→ TO DO: Search the records for the string "title", then copy each line where it appears.

→ RECORDS PROVIDED:
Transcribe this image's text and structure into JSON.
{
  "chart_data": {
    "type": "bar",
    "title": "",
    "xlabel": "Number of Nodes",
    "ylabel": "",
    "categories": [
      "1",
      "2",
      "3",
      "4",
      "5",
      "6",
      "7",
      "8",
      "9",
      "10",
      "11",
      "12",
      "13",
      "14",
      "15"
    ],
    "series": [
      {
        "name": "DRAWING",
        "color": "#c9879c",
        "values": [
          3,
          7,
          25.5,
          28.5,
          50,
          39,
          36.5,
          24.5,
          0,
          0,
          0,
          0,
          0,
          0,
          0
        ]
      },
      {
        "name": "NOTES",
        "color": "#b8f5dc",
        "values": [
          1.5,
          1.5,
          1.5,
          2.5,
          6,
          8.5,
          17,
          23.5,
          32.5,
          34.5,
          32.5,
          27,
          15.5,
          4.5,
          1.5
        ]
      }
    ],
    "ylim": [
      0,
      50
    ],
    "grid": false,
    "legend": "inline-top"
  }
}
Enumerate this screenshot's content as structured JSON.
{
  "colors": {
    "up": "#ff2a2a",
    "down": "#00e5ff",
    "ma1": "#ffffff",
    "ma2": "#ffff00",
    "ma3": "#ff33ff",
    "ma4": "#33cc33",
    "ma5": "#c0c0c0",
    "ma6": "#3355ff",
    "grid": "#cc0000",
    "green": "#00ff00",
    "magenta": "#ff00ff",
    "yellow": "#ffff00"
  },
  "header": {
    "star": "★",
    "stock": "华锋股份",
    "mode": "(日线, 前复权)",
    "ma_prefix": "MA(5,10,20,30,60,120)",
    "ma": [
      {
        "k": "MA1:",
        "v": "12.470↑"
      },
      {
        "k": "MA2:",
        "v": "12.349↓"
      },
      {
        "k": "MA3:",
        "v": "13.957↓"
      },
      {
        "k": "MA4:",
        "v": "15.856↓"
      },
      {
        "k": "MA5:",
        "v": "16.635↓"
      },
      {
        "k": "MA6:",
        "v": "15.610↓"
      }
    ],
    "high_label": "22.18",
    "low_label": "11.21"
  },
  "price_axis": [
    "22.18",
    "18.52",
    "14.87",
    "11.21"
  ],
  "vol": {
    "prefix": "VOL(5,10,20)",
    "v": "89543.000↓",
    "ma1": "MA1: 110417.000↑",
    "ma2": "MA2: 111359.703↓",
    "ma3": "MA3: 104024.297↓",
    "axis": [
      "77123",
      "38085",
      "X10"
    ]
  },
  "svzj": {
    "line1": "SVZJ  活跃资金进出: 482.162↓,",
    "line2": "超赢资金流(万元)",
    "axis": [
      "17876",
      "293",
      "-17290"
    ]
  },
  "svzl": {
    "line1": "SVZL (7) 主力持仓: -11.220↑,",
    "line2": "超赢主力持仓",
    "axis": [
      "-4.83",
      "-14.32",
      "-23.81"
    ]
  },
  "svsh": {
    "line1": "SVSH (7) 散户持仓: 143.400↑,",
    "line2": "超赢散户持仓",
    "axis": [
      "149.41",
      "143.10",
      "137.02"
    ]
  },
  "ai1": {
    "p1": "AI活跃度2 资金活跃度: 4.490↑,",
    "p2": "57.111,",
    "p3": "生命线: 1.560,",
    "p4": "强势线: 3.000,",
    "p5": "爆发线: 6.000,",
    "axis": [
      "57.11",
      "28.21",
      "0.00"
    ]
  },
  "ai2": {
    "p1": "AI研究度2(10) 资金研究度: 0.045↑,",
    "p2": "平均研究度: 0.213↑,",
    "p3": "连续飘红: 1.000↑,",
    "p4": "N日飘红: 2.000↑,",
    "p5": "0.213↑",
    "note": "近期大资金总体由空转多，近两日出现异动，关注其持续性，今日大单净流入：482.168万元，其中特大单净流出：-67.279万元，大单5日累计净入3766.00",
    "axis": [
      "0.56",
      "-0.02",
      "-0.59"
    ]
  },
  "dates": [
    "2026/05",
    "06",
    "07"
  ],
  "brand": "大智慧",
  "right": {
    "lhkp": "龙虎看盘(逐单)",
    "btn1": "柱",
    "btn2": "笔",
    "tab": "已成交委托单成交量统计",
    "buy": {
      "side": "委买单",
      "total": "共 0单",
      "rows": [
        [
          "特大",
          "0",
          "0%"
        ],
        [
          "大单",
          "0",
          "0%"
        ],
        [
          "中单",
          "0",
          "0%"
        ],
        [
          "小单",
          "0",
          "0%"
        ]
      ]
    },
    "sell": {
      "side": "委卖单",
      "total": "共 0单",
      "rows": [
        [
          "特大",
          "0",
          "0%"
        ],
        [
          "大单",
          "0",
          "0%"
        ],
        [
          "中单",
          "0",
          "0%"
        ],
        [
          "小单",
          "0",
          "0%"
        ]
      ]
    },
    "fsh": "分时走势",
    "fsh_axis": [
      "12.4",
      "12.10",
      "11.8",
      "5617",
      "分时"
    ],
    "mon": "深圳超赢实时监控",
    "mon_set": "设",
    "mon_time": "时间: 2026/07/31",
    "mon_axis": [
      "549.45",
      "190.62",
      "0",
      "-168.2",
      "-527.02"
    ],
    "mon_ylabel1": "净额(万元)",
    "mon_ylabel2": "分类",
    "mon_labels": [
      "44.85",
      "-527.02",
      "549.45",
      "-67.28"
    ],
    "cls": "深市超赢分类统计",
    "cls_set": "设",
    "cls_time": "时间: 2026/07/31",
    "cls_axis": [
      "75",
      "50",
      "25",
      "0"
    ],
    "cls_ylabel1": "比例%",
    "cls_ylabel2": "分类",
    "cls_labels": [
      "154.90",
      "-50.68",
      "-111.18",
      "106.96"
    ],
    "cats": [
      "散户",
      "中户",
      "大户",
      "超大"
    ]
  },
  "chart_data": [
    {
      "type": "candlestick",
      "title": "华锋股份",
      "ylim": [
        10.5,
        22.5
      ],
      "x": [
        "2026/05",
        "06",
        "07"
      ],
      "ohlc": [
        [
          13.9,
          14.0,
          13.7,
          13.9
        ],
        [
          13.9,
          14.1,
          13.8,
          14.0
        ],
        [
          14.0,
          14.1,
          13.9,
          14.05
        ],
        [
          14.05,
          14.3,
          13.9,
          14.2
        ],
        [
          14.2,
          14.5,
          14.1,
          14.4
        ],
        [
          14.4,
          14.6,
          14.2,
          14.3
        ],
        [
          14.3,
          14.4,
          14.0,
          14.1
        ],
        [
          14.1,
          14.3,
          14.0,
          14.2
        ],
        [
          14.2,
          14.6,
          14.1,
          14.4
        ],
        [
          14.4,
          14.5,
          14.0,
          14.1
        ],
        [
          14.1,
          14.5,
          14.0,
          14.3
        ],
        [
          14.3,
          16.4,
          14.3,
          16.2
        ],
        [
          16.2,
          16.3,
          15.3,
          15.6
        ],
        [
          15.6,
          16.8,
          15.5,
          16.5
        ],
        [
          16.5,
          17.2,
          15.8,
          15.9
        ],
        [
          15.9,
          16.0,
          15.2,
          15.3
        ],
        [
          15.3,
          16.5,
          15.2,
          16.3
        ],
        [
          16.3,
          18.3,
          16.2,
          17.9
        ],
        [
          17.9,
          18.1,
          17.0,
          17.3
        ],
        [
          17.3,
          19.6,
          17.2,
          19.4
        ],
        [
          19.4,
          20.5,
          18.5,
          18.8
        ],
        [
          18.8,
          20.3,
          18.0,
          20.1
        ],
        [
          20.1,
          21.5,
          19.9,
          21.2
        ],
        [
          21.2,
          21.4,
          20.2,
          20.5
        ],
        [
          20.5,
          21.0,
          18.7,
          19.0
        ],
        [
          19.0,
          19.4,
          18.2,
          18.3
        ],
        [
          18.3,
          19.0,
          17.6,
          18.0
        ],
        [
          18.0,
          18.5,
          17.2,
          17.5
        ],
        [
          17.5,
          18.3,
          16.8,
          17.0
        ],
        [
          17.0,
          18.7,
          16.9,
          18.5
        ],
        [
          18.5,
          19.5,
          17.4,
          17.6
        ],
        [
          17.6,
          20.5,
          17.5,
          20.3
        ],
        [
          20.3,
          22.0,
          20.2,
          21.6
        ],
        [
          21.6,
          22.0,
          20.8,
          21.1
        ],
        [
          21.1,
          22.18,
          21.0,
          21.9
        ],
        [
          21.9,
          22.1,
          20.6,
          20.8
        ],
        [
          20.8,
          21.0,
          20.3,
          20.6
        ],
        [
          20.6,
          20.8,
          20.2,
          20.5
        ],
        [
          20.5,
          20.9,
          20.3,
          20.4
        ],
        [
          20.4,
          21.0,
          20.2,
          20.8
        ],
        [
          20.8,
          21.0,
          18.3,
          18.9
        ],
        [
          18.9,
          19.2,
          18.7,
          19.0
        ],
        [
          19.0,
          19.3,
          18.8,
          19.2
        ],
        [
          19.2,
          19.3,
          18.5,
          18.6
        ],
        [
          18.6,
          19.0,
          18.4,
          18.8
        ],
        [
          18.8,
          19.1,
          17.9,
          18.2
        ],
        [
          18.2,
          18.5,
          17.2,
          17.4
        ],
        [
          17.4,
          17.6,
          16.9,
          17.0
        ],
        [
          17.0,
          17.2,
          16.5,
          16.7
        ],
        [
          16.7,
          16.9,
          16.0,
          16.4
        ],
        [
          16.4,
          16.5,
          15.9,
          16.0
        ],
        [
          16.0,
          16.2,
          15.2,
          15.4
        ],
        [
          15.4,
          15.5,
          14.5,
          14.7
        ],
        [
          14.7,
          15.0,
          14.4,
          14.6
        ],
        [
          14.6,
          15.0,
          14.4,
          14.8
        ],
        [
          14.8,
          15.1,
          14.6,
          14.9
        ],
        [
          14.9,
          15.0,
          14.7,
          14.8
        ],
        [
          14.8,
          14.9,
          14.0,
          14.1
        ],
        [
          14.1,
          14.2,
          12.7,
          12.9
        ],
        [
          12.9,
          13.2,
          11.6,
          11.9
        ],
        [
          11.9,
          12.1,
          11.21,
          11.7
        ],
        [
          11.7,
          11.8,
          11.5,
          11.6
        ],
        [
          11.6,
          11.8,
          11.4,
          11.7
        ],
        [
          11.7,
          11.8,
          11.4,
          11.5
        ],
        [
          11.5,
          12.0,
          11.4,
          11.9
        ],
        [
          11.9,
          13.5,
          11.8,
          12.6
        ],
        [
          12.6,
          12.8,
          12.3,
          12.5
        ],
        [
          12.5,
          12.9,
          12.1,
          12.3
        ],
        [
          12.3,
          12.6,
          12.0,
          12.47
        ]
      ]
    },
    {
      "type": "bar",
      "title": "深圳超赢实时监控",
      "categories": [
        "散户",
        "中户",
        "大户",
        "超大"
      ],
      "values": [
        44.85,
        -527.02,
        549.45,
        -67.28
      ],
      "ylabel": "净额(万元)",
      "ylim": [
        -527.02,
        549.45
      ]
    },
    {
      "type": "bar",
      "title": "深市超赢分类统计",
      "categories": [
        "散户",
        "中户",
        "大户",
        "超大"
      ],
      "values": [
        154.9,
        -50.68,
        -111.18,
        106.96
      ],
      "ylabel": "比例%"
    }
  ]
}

→ PROBLEM SOLUTION:
    "title": "",
      "title": "华锋股份",
      "title": "深圳超赢实时监控",
      "title": "深市超赢分类统计",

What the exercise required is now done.